In celebration of the 23rd year of the Philippine Eagle Week (PEW), Department of Environment and Natural Resources (DENR) Secretary Roy A. Cimatu acknowledged the role that Indigenous Peoples (IPs) play as stewards of the forests especially our national bird, the critically endangered Philippine eagle that maintains the ecological balance of the country's vast forests.

"The Philippine eagle's presence in the forests is intrinsically connected to the web of life, in the lives of our brethren katutubos and resonates in their everyday lives, deeming the eagle sacred and providing utmost protection from harm. For it is through these indigenous practices, we are able to learn from their culture and beliefs and understand how wildlife and humans can co-exist harmoniously," Cimatu said during the celebration on June 4.

The event was organized by the DENR-Biodiversity Management Bureau (DENR-BMB) in partnership with the Philippine Eagle Foundation (PEF), Haribon Foundation, and the University of the Philippines-Diliman, Institute of Biology.

"There is no opportune time to learn how to take care of our fragile environment, especially during this pandemic than now.
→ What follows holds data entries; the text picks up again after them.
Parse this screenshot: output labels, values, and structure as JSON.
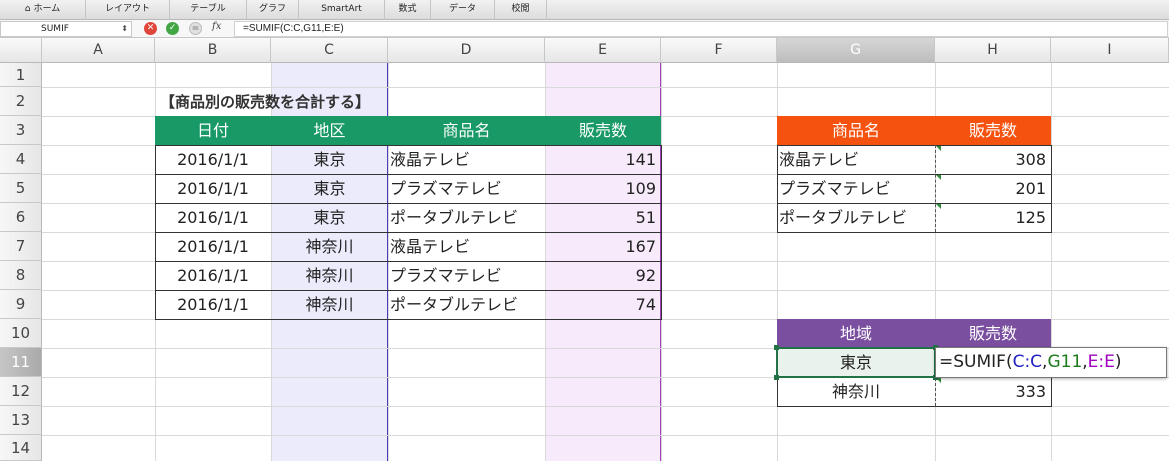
{
  "ribbon": {
    "tabs": [
      "ホーム",
      "レイアウト",
      "テーブル",
      "グラフ",
      "SmartArt",
      "数式",
      "データ",
      "校閲"
    ]
  },
  "formula_bar": {
    "name_box": "SUMIF",
    "fx_label": "fx",
    "formula": "=SUMIF(C:C,G11,E:E)"
  },
  "columns": [
    "A",
    "B",
    "C",
    "D",
    "E",
    "F",
    "G",
    "H",
    "I"
  ],
  "rows": [
    "1",
    "2",
    "3",
    "4",
    "5",
    "6",
    "7",
    "8",
    "9",
    "10",
    "11",
    "12",
    "13",
    "14"
  ],
  "title": "【商品別の販売数を合計する】",
  "main_table": {
    "headers": [
      "日付",
      "地区",
      "商品名",
      "販売数"
    ],
    "rows": [
      [
        "2016/1/1",
        "東京",
        "液晶テレビ",
        "141"
      ],
      [
        "2016/1/1",
        "東京",
        "プラズマテレビ",
        "109"
      ],
      [
        "2016/1/1",
        "東京",
        "ポータブルテレビ",
        "51"
      ],
      [
        "2016/1/1",
        "神奈川",
        "液晶テレビ",
        "167"
      ],
      [
        "2016/1/1",
        "神奈川",
        "プラズマテレビ",
        "92"
      ],
      [
        "2016/1/1",
        "神奈川",
        "ポータブルテレビ",
        "74"
      ]
    ]
  },
  "product_table": {
    "headers": [
      "商品名",
      "販売数"
    ],
    "rows": [
      [
        "液晶テレビ",
        "308"
      ],
      [
        "プラズマテレビ",
        "201"
      ],
      [
        "ポータブルテレビ",
        "125"
      ]
    ]
  },
  "region_table": {
    "headers": [
      "地域",
      "販売数"
    ],
    "rows": [
      [
        "東京",
        ""
      ],
      [
        "神奈川",
        "333"
      ]
    ]
  },
  "editing": {
    "prefix": "=SUMIF(",
    "ref1": "C:C",
    "sep1": ",",
    "ref2": "G11",
    "sep2": ",",
    "ref3": "E:E",
    "suffix": ")"
  },
  "colors": {
    "green_header": "#189966",
    "orange_header": "#f5520f",
    "purple_header": "#7b4fa0",
    "col_c_highlight": "#ebebfb",
    "col_e_highlight": "#f7ebfb",
    "ref_c_color": "#2020c0",
    "ref_g_color": "#1a7a1a",
    "ref_e_color": "#a000c0"
  }
}
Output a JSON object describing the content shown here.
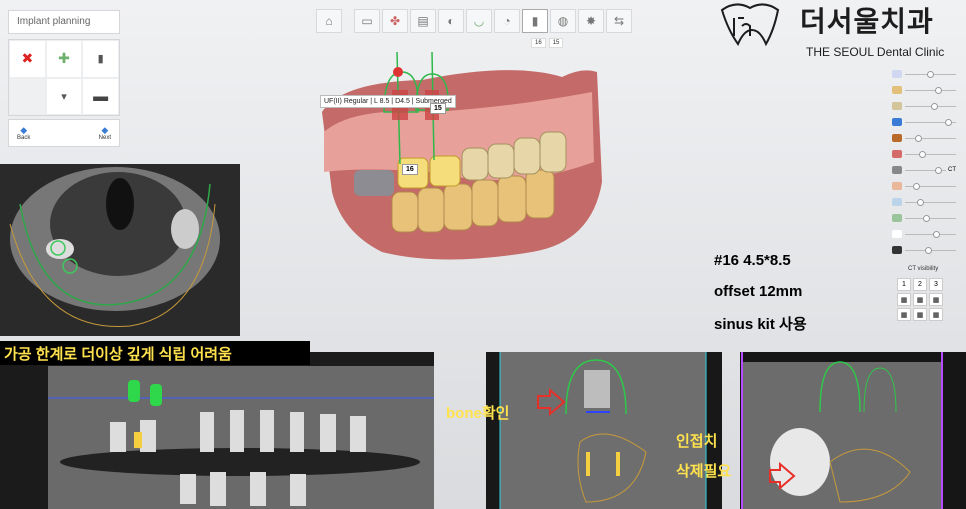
{
  "panel": {
    "title": "Implant planning",
    "back_label": "Back",
    "next_label": "Next"
  },
  "toolbar": {
    "icons": [
      "home-icon",
      "fixture-icon",
      "bone-icon",
      "section-icon",
      "tooth-icon",
      "arch-icon",
      "crown-icon",
      "implant-icon",
      "abutment-icon",
      "settings-icon",
      "export-icon"
    ],
    "tooth_numbers": [
      "16",
      "15"
    ]
  },
  "clinic": {
    "name_kr": "더서울치과",
    "name_en": "THE SEOUL Dental Clinic"
  },
  "implant": {
    "label": "UF(II) Regular | L 8.5 | D4.5 | Submerged",
    "tags": [
      "16",
      "15"
    ]
  },
  "notes": {
    "line1": "#16 4.5*8.5",
    "line2": "offset 12mm",
    "line3": "sinus kit 사용"
  },
  "right_panel": {
    "ct_label": "CT",
    "ct_visibility": "CT visibility",
    "view_numbers": [
      "1",
      "2",
      "3"
    ]
  },
  "bottom": {
    "banner": "가공 한계로 더이상 깊게 식립 어려움",
    "bone_label": "bone확인",
    "adjacent_line1": "인접치",
    "adjacent_line2": "삭제필요"
  },
  "colors": {
    "implant_green": "#2fb84a",
    "arrow_red": "#e8302a",
    "note_yellow": "#ffe24d"
  }
}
Cimatu further added, “what better way to learn of these stories through local stewards who serve as our eyes and ears in the forests".

The theme of this year's celebration, "The Philippine Eagle and Indigenous Peoples: Protecting our forests, protecting our future," highlights the vital role of IPs in protecting the eagles’ forest homes and especially the most endangered wild fauna, such as the Philippine eagle.

During the event, various IP communities—together with the DENR regional and field offices, PEF, and local government units—shared their inspirational stories of Philippine eagle rescues, rehabilitation, and releases.

Hailed as "Local Biodiversity Champions," five IP communities, which include the Manuvu Tinonanon of Arakan, North Cotabato; Bukidnon (Higaonon) of Manolo Fortich, Bukidnon; Samahan ng Bantay Kalikasan sa Lupaing Ninuno (SBKALN); Indigenous Mandaya of Pantuyan, Caraga; Obu Manuvu of Davao City; and the Bagobo Tagabawa in Mt. Apo, Davao City, presented their own stories of hope, success, and goodwill.

Also, a new partner in conservation, the Philippine Fauna Art Society (PhilFAS) through its founder Ms. Bing Famoso presented a virtual art exhibit, "Haring Agila: An Online Art Exhibition," which will be live streamed via their Facebook page will run until the end of the PEW on June 10, 2021.

For his part, DENR Undersecretary for Special Concerns and concurrent DENR-BMB Director Edilberto DC Leonardo said that the Philippine Eagle Week "reminds us that conservation of wildlife is every Filipino’s duty, and that this fragile world is not ours alone."

“As this magnificent bird of prey continues to uphold the ecological balance of our forests, we reach out to every Filipino to adopt a culture of respect for all life forms, most especially for our national bird," Leonardo said.

The PEW is observed from June 4 to 10 of every calendar year by virtue of Proclamation No. 79. This declaration hopes to promote awareness on the importance of the Philippine eagle as a biological indicator of our forest ecosystems, a national symbol and a truly unique heritage.

Known as the largest of the extant eagles in the world in terms of length and wing surface, the Philippine eagle (Pithecophaga jefferyi) is currently classified as a "critically endangered" raptor in the Updated National List of Philippine Threatened Fauna or the DENR Administrative Order 2019-09) and by the International Union for the Conservation of Nature or IUCN.

The wild population of the species throughout the archipelago remains precarious at approximately 400 pairs. Hunting and loss of forest habitats remain the primary threats to birds’ survival. ###